- [About this task]: Only the number is wanted: how many lines below contain "value"?

- [Task inputs]:

=====

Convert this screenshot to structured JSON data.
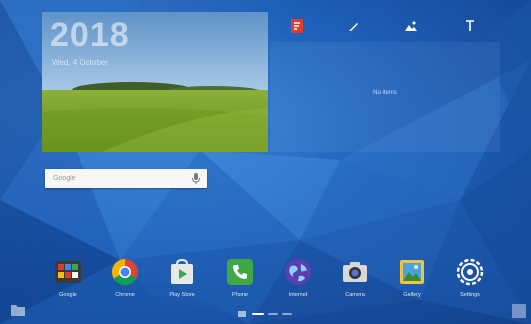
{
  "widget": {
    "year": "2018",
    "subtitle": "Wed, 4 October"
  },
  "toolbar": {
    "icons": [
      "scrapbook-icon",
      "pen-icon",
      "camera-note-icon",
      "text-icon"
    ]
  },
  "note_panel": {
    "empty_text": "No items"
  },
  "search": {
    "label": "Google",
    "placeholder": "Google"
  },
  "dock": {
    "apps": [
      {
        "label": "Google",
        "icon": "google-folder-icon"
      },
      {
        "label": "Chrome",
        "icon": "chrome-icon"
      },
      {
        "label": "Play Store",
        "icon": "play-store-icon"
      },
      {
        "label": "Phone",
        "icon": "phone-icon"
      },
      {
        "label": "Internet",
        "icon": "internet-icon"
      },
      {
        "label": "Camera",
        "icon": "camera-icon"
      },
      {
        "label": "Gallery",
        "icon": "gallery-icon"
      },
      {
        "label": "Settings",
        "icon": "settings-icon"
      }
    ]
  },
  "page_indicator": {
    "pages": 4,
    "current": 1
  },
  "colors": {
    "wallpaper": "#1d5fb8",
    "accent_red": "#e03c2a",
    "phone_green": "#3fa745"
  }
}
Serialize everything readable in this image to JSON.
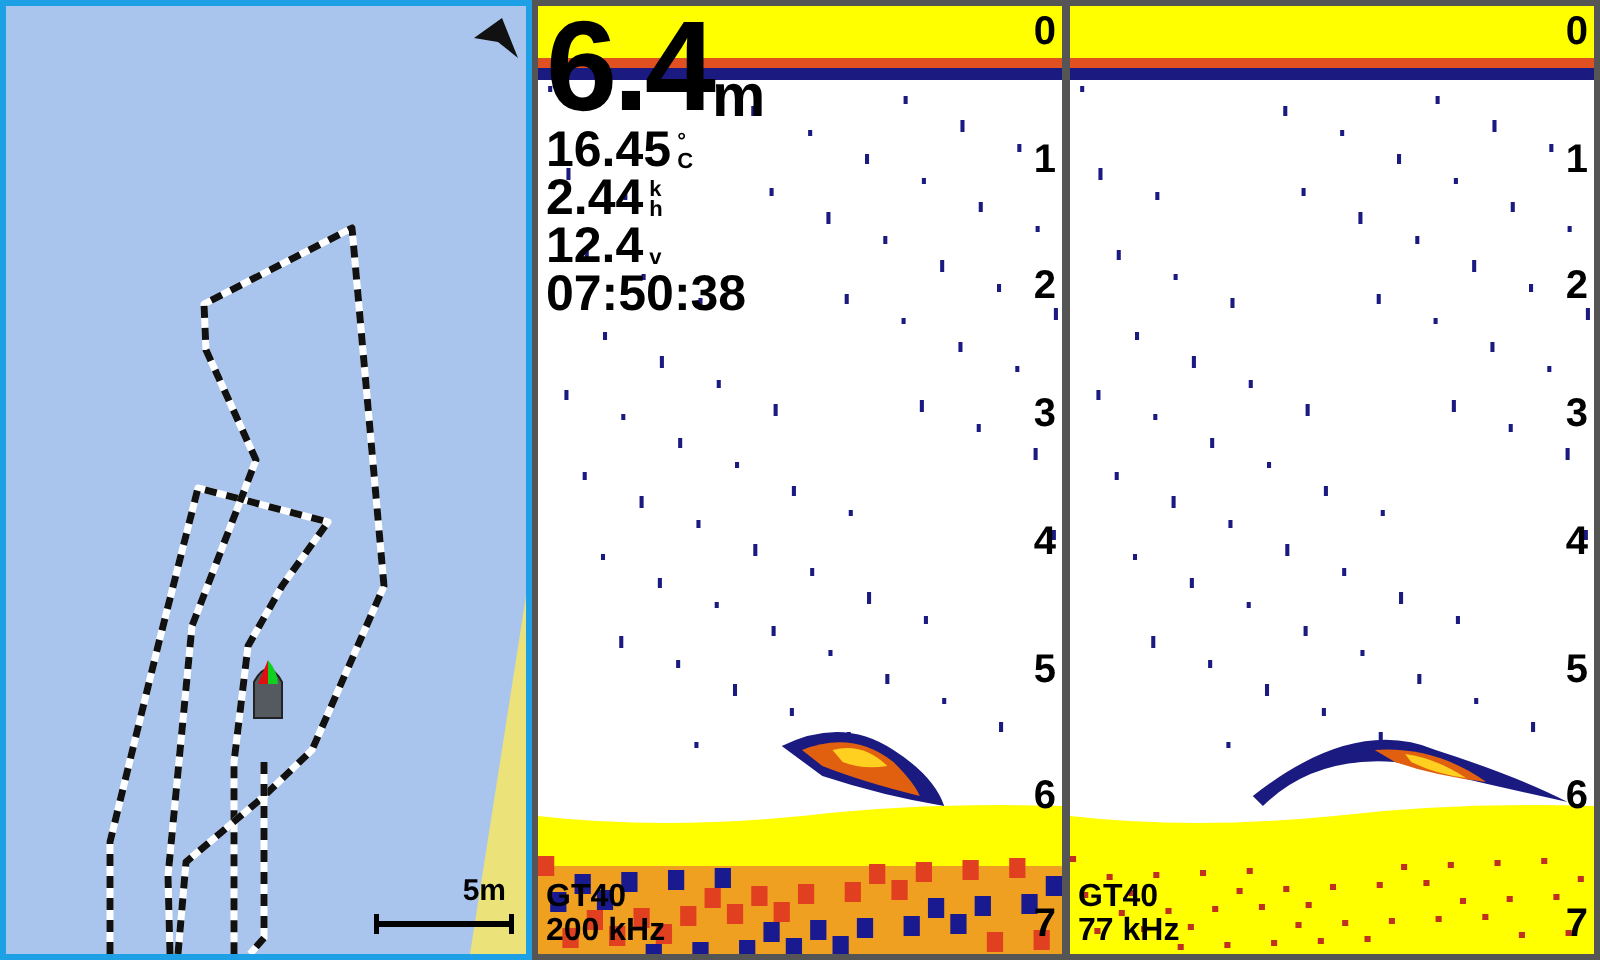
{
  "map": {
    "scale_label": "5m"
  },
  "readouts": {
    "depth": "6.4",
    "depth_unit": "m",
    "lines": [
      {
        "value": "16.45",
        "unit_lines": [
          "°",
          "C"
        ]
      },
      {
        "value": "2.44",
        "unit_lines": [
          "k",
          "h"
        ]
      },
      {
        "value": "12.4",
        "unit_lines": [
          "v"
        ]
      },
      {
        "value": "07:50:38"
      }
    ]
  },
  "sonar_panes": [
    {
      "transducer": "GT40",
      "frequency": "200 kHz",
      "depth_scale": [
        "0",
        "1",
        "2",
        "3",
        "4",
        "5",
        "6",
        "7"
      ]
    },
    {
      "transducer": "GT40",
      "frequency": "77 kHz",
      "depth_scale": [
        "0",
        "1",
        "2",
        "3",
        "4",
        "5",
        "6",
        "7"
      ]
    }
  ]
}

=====

- [Solution]: 4